The story centers on a mission Luke undertakes to seek help from “an electronics genius named Kligson,” despite the warning that “he lives all alone on a place called Droid World. But the man is a bit strange. Downright weird, if you ask me.” Turns out that Kligson is (spoiler!) a cyborg and really just misunderstood.
Like Planet of the Hoojibs, Droid World is an adaptation of a Marvel comic that Jymn Magon thankfully brought to record players everywhere. (I recently chatted with Jymn about, among many other topics, the phenomenally awesome read-along book and records that he spearheaded.)
6. How the Ewoks Saved the Trees: An Old Ewok Legend (1984; by James Howe, illustrated by Walter Velez)
I have to admit. I’m a sucker for myths and legends attributed to fictional cultures or civilizations. So this book, which is billed as “an old Ewok legend,” is right up my alley. Plus, it’s written by James Howe, who also wrote the fantastic Bunnicula series. Win-win!
The subtitle is a bit of a misnomer, though, since the story is about Wicket and Princess Kneesaa, so in the Star Wars mythos, it’s neither old nor a legend. Nevertheless, it’s still a fun read from the era, and it’s the longest book of the bunch.
The story centers on an adventure Wicket and Kneesaa have in the woods when they happen upon a pair of Phlogs — giants from the land of Simoom on the other side of the Endor moon.
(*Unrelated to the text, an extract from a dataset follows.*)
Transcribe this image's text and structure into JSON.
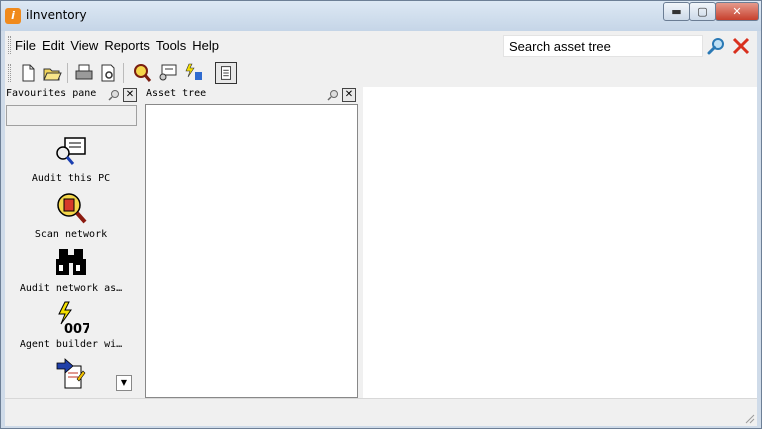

If you’re a fan of Ewoks or the under-appreciated animated Ewoks show from the mid-’80s, then there’s a lot to love here.
In fact, there’s a lot to love with all of these books. And we’re just scratching the surface. What do you think? Did we forget any classic original picture books from the era? Would you like a deeper dive into these books? Are you ready to explore the wild and wonderful backlist of Star Wars children’s books?
Jamie is a publishing/book nerd who makes a living by wrangling words together into some sense of coherence. He’s also a contributor to GeekDad and runs The Roarbots, where he focuses on awesome geeky stuff that happens to be kid-friendly. On top of that, he cohosts The Great Big Beautiful Podcast, which celebrates geek culture by talking to people who create it. With two little ones and a vast Star Wars collection at home, he’s done the unthinkable: allowed them full access to most of his treasure from the past 30 years, opening and playing with whatever they want (pre-1983 items excluded).